* **PROBLEM TO SOLVE**:
Reproduce each entry below in full, exactly as it was given.

Dataset rows for apps and sites:
+---+

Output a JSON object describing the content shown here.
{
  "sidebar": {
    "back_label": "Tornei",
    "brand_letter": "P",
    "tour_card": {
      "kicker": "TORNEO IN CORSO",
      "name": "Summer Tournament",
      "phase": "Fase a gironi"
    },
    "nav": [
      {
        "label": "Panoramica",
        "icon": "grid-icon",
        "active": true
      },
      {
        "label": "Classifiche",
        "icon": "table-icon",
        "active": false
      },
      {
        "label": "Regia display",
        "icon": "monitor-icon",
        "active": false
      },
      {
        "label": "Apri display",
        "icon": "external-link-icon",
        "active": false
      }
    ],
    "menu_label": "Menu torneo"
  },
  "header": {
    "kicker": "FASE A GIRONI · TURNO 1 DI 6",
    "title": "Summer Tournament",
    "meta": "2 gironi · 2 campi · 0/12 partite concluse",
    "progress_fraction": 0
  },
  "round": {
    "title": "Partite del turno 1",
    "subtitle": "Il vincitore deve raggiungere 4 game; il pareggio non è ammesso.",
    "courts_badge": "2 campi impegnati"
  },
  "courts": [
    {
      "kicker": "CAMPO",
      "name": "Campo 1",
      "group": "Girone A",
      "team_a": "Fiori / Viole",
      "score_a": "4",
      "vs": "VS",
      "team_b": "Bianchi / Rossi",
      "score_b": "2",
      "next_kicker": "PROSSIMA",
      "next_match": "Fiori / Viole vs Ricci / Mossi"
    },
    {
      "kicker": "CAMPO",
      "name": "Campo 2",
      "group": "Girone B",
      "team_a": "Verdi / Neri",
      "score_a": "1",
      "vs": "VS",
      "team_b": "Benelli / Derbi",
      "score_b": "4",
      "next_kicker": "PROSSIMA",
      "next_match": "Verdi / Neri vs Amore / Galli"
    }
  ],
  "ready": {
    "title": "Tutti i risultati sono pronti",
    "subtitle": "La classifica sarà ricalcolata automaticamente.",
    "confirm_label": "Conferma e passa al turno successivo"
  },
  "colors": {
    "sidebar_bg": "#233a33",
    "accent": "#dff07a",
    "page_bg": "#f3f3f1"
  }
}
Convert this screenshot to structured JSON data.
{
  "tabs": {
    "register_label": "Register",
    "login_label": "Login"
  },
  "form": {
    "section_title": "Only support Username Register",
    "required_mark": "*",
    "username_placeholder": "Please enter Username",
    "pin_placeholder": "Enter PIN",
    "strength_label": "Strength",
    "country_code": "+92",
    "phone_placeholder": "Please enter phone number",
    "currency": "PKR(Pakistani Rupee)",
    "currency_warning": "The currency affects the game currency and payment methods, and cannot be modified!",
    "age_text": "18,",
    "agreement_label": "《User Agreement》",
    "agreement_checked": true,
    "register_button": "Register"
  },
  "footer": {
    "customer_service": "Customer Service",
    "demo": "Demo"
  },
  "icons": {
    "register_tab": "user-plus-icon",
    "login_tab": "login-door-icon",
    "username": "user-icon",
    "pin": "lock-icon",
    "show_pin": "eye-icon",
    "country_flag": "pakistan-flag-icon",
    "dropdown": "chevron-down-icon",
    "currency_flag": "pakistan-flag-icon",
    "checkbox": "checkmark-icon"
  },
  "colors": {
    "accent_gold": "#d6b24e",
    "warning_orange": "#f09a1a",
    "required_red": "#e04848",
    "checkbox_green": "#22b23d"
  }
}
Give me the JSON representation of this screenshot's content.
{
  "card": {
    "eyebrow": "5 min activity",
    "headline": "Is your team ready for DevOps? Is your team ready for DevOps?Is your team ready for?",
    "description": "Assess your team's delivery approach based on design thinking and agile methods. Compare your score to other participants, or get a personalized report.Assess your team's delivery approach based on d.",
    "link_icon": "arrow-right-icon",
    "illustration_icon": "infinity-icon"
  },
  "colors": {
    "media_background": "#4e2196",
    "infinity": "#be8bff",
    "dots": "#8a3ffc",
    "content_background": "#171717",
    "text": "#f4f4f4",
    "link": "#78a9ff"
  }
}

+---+

* **TASK ANSWER**:
Output a JSON object describing the content shown here.
{
  "sidebar": {
    "back_label": "Tornei",
    "brand_letter": "P",
    "tour_card": {
      "kicker": "TORNEO IN CORSO",
      "name": "Summer Tournament",
      "phase": "Fase a gironi"
    },
    "nav": [
      {
        "label": "Panoramica",
        "icon": "grid-icon",
        "active": true
      },
      {
        "label": "Classifiche",
        "icon": "table-icon",
        "active": false
      },
      {
        "label": "Regia display",
        "icon": "monitor-icon",
        "active": false
      },
      {
        "label": "Apri display",
        "icon": "external-link-icon",
        "active": false
      }
    ],
    "menu_label": "Menu torneo"
  },
  "header": {
    "kicker": "FASE A GIRONI · TURNO 1 DI 6",
    "title": "Summer Tournament",
    "meta": "2 gironi · 2 campi · 0/12 partite concluse",
    "progress_fraction": 0
  },
  "round": {
    "title": "Partite del turno 1",
    "subtitle": "Il vincitore deve raggiungere 4 game; il pareggio non è ammesso.",
    "courts_badge": "2 campi impegnati"
  },
  "courts": [
    {
      "kicker": "CAMPO",
      "name": "Campo 1",
      "group": "Girone A",
      "team_a": "Fiori / Viole",
      "score_a": "4",
      "vs": "VS",
      "team_b": "Bianchi / Rossi",
      "score_b": "2",
      "next_kicker": "PROSSIMA",
      "next_match": "Fiori / Viole vs Ricci / Mossi"
    },
    {
      "kicker": "CAMPO",
      "name": "Campo 2",
      "group": "Girone B",
      "team_a": "Verdi / Neri",
      "score_a": "1",
      "vs": "VS",
      "team_b": "Benelli / Derbi",
      "score_b": "4",
      "next_kicker": "PROSSIMA",
      "next_match": "Verdi / Neri vs Amore / Galli"
    }
  ],
  "ready": {
    "title": "Tutti i risultati sono pronti",
    "subtitle": "La classifica sarà ricalcolata automaticamente.",
    "confirm_label": "Conferma e passa al turno successivo"
  },
  "colors": {
    "sidebar_bg": "#233a33",
    "accent": "#dff07a",
    "page_bg": "#f3f3f1"
  }
}
Convert this screenshot to structured JSON data.
{
  "tabs": {
    "register_label": "Register",
    "login_label": "Login"
  },
  "form": {
    "section_title": "Only support Username Register",
    "required_mark": "*",
    "username_placeholder": "Please enter Username",
    "pin_placeholder": "Enter PIN",
    "strength_label": "Strength",
    "country_code": "+92",
    "phone_placeholder": "Please enter phone number",
    "currency": "PKR(Pakistani Rupee)",
    "currency_warning": "The currency affects the game currency and payment methods, and cannot be modified!",
    "age_text": "18,",
    "agreement_label": "《User Agreement》",
    "agreement_checked": true,
    "register_button": "Register"
  },
  "footer": {
    "customer_service": "Customer Service",
    "demo": "Demo"
  },
  "icons": {
    "register_tab": "user-plus-icon",
    "login_tab": "login-door-icon",
    "username": "user-icon",
    "pin": "lock-icon",
    "show_pin": "eye-icon",
    "country_flag": "pakistan-flag-icon",
    "dropdown": "chevron-down-icon",
    "currency_flag": "pakistan-flag-icon",
    "checkbox": "checkmark-icon"
  },
  "colors": {
    "accent_gold": "#d6b24e",
    "warning_orange": "#f09a1a",
    "required_red": "#e04848",
    "checkbox_green": "#22b23d"
  }
}
Give me the JSON representation of this screenshot's content.
{
  "card": {
    "eyebrow": "5 min activity",
    "headline": "Is your team ready for DevOps? Is your team ready for DevOps?Is your team ready for?",
    "description": "Assess your team's delivery approach based on design thinking and agile methods. Compare your score to other participants, or get a personalized report.Assess your team's delivery approach based on d.",
    "link_icon": "arrow-right-icon",
    "illustration_icon": "infinity-icon"
  },
  "colors": {
    "media_background": "#4e2196",
    "infinity": "#be8bff",
    "dots": "#8a3ffc",
    "content_background": "#171717",
    "text": "#f4f4f4",
    "link": "#78a9ff"
  }
}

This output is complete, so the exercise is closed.